The Bureau of Land Management concluded the FY2022 Blue Wing Complex Wild Horse and Burro Gather

Lovelock, Nev. – The Humboldt River Field Office concluded the FY2022 Blue Wing Complex wild horse and burro gather near Lovelock, Nevada, on August 12, 2022.

The BLM gathered and removed 218 wild horses and 804 wild burros from public lands. .
The purpose of the gather was to reduce overpopulation of wild horses and burros within the complex, where there was not enough water or forage to support the number of animals in the area, to prevent further degradation of the public lands associated with excess wild horses and burros and restore a thriving natural ecological balance and multiple-use relationship on public lands.

The gather was conducted in compliance with the provisions of Section 1333(b) of the 1971 Wild Free-Roaming Horses and Burros Act. Removing excess animals will enable significant progress toward achieving the Standards for Rangeland Health identified by the Sierra Front-Northern Great Basin Resource Advisory Council. In addition, by balancing herd size with what the land can support, the BLM aims to protect habitat for other wildlife species such as sage grouse, pronghorn antelope and mule deer.

“The gather was critical to ensuring the health of public lands within the Complex, as well as the wild horses and burros in the area, both of which are at risk due to herd overpopulation and severe drought conditions,” said Kathleen Rehberg, Humboldt River Field Office Manager.

The BLM transported the wild horses removed from the public lands to the to the Palomino Valley Off-Range Corrals, located in Reno, Nevada. The wild burros were transported to the Axtell Off Range Corrals in Axtell, Utah. These animals will be readied for the BLM’s wild horse and burro Adoption and Sale Program. Wild horses and burros not adopted or sold will be placed in long-term pastures where they will be humanely cared for and retain their “wild” status and protection under the 1971 Wild Free-Roaming Horses and Burros Act.

Additional gather information is available on the BLM website at

The BLM manages more than 245 million acres of public land located primarily in 12 western states, including Alaska, on behalf of the American people. The BLM also administers 700 million acres of sub-surface mineral estate throughout the nation. Our mission is to sustain the health, diversity, and productivity of America’s public lands for the use and enjoyment of present and future generations.
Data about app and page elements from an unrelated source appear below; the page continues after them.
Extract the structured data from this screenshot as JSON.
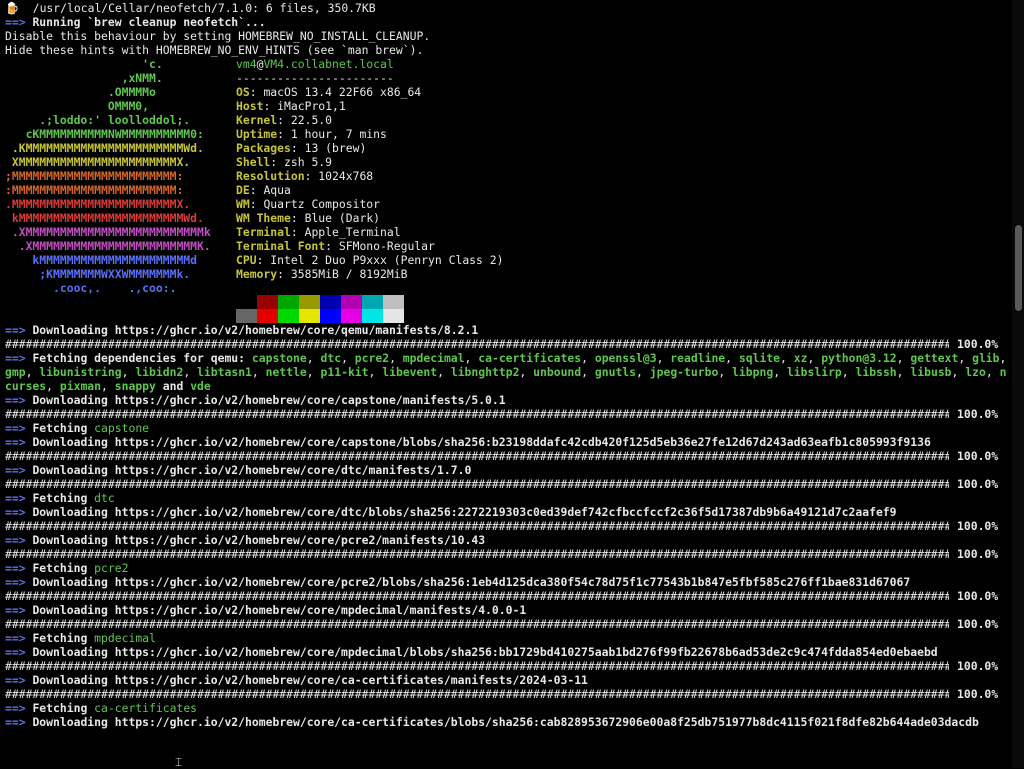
{
  "header_lines": {
    "line1": "/usr/local/Cellar/neofetch/7.1.0: 6 files, 350.7KB",
    "line2": "Running `brew cleanup neofetch`...",
    "line3": "Disable this behaviour by setting HOMEBREW_NO_INSTALL_CLEANUP.",
    "line4": "Hide these hints with HOMEBREW_NO_ENV_HINTS (see `man brew`)."
  },
  "neofetch": {
    "user": "vm4",
    "host": "VM4.collabnet.local",
    "separator": "-----------------------",
    "fields": [
      {
        "key": "OS",
        "value": "macOS 13.4 22F66 x86_64"
      },
      {
        "key": "Host",
        "value": "iMacPro1,1"
      },
      {
        "key": "Kernel",
        "value": "22.5.0"
      },
      {
        "key": "Uptime",
        "value": "1 hour, 7 mins"
      },
      {
        "key": "Packages",
        "value": "13 (brew)"
      },
      {
        "key": "Shell",
        "value": "zsh 5.9"
      },
      {
        "key": "Resolution",
        "value": "1024x768"
      },
      {
        "key": "DE",
        "value": "Aqua"
      },
      {
        "key": "WM",
        "value": "Quartz Compositor"
      },
      {
        "key": "WM Theme",
        "value": "Blue (Dark)"
      },
      {
        "key": "Terminal",
        "value": "Apple_Terminal"
      },
      {
        "key": "Terminal Font",
        "value": "SFMono-Regular"
      },
      {
        "key": "CPU",
        "value": "Intel 2 Duo P9xxx (Penryn Class 2)"
      },
      {
        "key": "Memory",
        "value": "3585MiB / 8192MiB"
      }
    ],
    "logo": [
      {
        "text": "                    'c.",
        "color": "#5fc64f"
      },
      {
        "text": "                 ,xNMM.",
        "color": "#5fc64f"
      },
      {
        "text": "               .OMMMMo",
        "color": "#5fc64f"
      },
      {
        "text": "               OMMM0,",
        "color": "#5fc64f"
      },
      {
        "text": "     .;loddo:' loolloddol;.",
        "color": "#5fc64f"
      },
      {
        "text": "   cKMMMMMMMMMMNWMMMMMMMMMM0:",
        "color": "#5fc64f"
      },
      {
        "text": " .KMMMMMMMMMMMMMMMMMMMMMMMWd.",
        "color": "#c7c43a"
      },
      {
        "text": " XMMMMMMMMMMMMMMMMMMMMMMMX.",
        "color": "#c7c43a"
      },
      {
        "text": ";MMMMMMMMMMMMMMMMMMMMMMMM:",
        "color": "#d4662a"
      },
      {
        "text": ":MMMMMMMMMMMMMMMMMMMMMMMM:",
        "color": "#d4662a"
      },
      {
        "text": ".MMMMMMMMMMMMMMMMMMMMMMMMX.",
        "color": "#d93b3b"
      },
      {
        "text": " kMMMMMMMMMMMMMMMMMMMMMMMMWd.",
        "color": "#d93b3b"
      },
      {
        "text": " .XMMMMMMMMMMMMMMMMMMMMMMMMMMk",
        "color": "#c24fc2"
      },
      {
        "text": "  .XMMMMMMMMMMMMMMMMMMMMMMMMK.",
        "color": "#c24fc2"
      },
      {
        "text": "    kMMMMMMMMMMMMMMMMMMMMMMd",
        "color": "#5c6ef5"
      },
      {
        "text": "     ;KMMMMMMMWXXWMMMMMMMk.",
        "color": "#5c6ef5"
      },
      {
        "text": "       .cooc,.    .,coo:.",
        "color": "#5c6ef5"
      }
    ],
    "palette_top": [
      "#000000",
      "#990000",
      "#00a600",
      "#999900",
      "#0000b2",
      "#b200b2",
      "#00a6b2",
      "#bfbfbf"
    ],
    "palette_bottom": [
      "#666666",
      "#e50000",
      "#00d900",
      "#e5e500",
      "#0000ff",
      "#e500e5",
      "#00e5e5",
      "#e5e5e5"
    ]
  },
  "log": [
    {
      "type": "dl",
      "text": "Downloading https://ghcr.io/v2/homebrew/core/qemu/manifests/8.2.1"
    },
    {
      "type": "bar",
      "pct": "100.0%"
    },
    {
      "type": "deps",
      "prefix": "Fetching dependencies for qemu: ",
      "items": [
        "capstone",
        "dtc",
        "pcre2",
        "mpdecimal",
        "ca-certificates",
        "openssl@3",
        "readline",
        "sqlite",
        "xz",
        "python@3.12",
        "gettext",
        "glib",
        "gmp",
        "libunistring",
        "libidn2",
        "libtasn1",
        "nettle",
        "p11-kit",
        "libevent",
        "libnghttp2",
        "unbound",
        "gnutls",
        "jpeg-turbo",
        "libpng",
        "libslirp",
        "libssh",
        "libusb",
        "lzo",
        "ncurses",
        "pixman",
        "snappy",
        "vde"
      ],
      "and_word": "and"
    },
    {
      "type": "dl",
      "text": "Downloading https://ghcr.io/v2/homebrew/core/capstone/manifests/5.0.1"
    },
    {
      "type": "bar",
      "pct": "100.0%"
    },
    {
      "type": "fetch",
      "label": "Fetching ",
      "name": "capstone"
    },
    {
      "type": "dl",
      "text": "Downloading https://ghcr.io/v2/homebrew/core/capstone/blobs/sha256:b23198ddafc42cdb420f125d5eb36e27fe12d67d243ad63eafb1c805993f9136"
    },
    {
      "type": "bar",
      "pct": "100.0%"
    },
    {
      "type": "dl",
      "text": "Downloading https://ghcr.io/v2/homebrew/core/dtc/manifests/1.7.0"
    },
    {
      "type": "bar",
      "pct": "100.0%"
    },
    {
      "type": "fetch",
      "label": "Fetching ",
      "name": "dtc"
    },
    {
      "type": "dl",
      "text": "Downloading https://ghcr.io/v2/homebrew/core/dtc/blobs/sha256:2272219303c0ed39def742cfbccfccf2c36f5d17387db9b6a49121d7c2aafef9"
    },
    {
      "type": "bar",
      "pct": "100.0%"
    },
    {
      "type": "dl",
      "text": "Downloading https://ghcr.io/v2/homebrew/core/pcre2/manifests/10.43"
    },
    {
      "type": "bar",
      "pct": "100.0%"
    },
    {
      "type": "fetch",
      "label": "Fetching ",
      "name": "pcre2"
    },
    {
      "type": "dl",
      "text": "Downloading https://ghcr.io/v2/homebrew/core/pcre2/blobs/sha256:1eb4d125dca380f54c78d75f1c77543b1b847e5fbf585c276ff1bae831d67067"
    },
    {
      "type": "bar",
      "pct": "100.0%"
    },
    {
      "type": "dl",
      "text": "Downloading https://ghcr.io/v2/homebrew/core/mpdecimal/manifests/4.0.0-1"
    },
    {
      "type": "bar",
      "pct": "100.0%"
    },
    {
      "type": "fetch",
      "label": "Fetching ",
      "name": "mpdecimal"
    },
    {
      "type": "dl",
      "text": "Downloading https://ghcr.io/v2/homebrew/core/mpdecimal/blobs/sha256:bb1729bd410275aab1bd276f99fb22678b6ad53de2c9c474fdda854ed0ebaebd"
    },
    {
      "type": "bar",
      "pct": "100.0%"
    },
    {
      "type": "dl",
      "text": "Downloading https://ghcr.io/v2/homebrew/core/ca-certificates/manifests/2024-03-11"
    },
    {
      "type": "bar",
      "pct": "100.0%"
    },
    {
      "type": "fetch",
      "label": "Fetching ",
      "name": "ca-certificates"
    },
    {
      "type": "dl",
      "text": "Downloading https://ghcr.io/v2/homebrew/core/ca-certificates/blobs/sha256:cab828953672906e00a8f25db751977b8dc4115f021f8dfe82b644ade03dacdb"
    }
  ],
  "arrow": "==>",
  "hashes": "##########################################################################################################################################",
  "icons": {
    "beer": "beer-mug-icon",
    "cursor": "mouse-cursor-icon"
  },
  "scroll_position": 0.33
}
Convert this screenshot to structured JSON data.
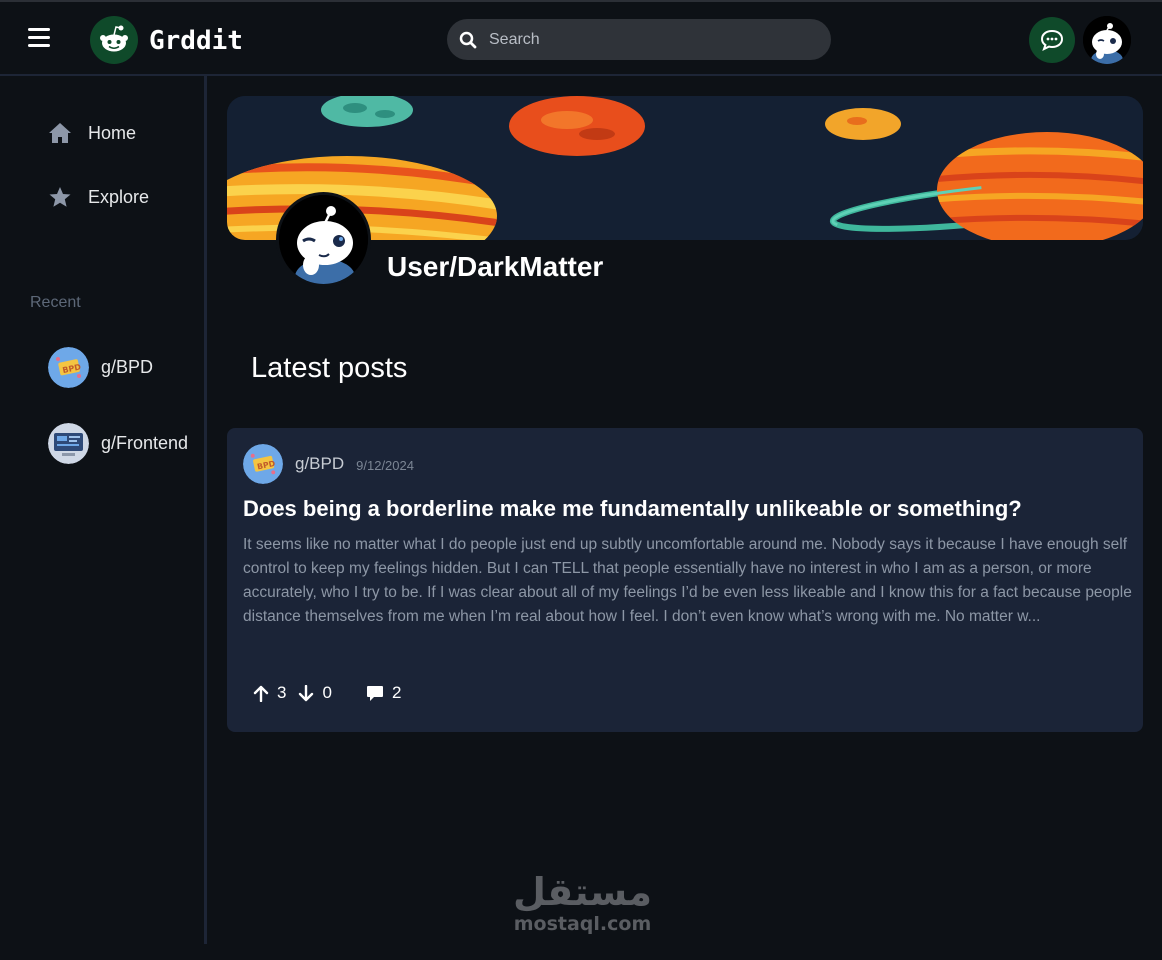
{
  "header": {
    "app_name": "Grddit",
    "search_placeholder": "Search",
    "menu_icon": "hamburger-icon",
    "logo_icon": "reddit-alien-icon",
    "chat_icon": "chat-icon"
  },
  "sidebar": {
    "nav": [
      {
        "label": "Home",
        "icon": "home-icon"
      },
      {
        "label": "Explore",
        "icon": "star-icon"
      }
    ],
    "recent_label": "Recent",
    "recent": [
      {
        "label": "g/BPD"
      },
      {
        "label": "g/Frontend"
      }
    ]
  },
  "profile": {
    "username": "User/DarkMatter"
  },
  "main": {
    "section_title": "Latest posts"
  },
  "posts": [
    {
      "community": "g/BPD",
      "date": "9/12/2024",
      "title": "Does being a borderline make me fundamentally unlikeable or something?",
      "body": "It seems like no matter what I do people just end up subtly uncomfortable around me. Nobody says it because I have enough self control to keep my feelings hidden. But I can TELL that people essentially have no interest in who I am as a person, or more accurately, who I try to be. If I was clear about all of my feelings I’d be even less likeable and I know this for a fact because people distance themselves from me when I’m real about how I feel. I don’t even know what’s wrong with me. No matter w...",
      "upvotes": "3",
      "downvotes": "0",
      "comments": "2"
    }
  ],
  "watermark": {
    "arabic": "مستقل",
    "latin": "mostaql.com"
  },
  "colors": {
    "background": "#0d1116",
    "card": "#1b2437",
    "accent_green": "#0f4a2a",
    "divider": "#1d2536"
  }
}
Release Date


Bureau of Land Management


Humboldt Field Office


Heather O'Hanlon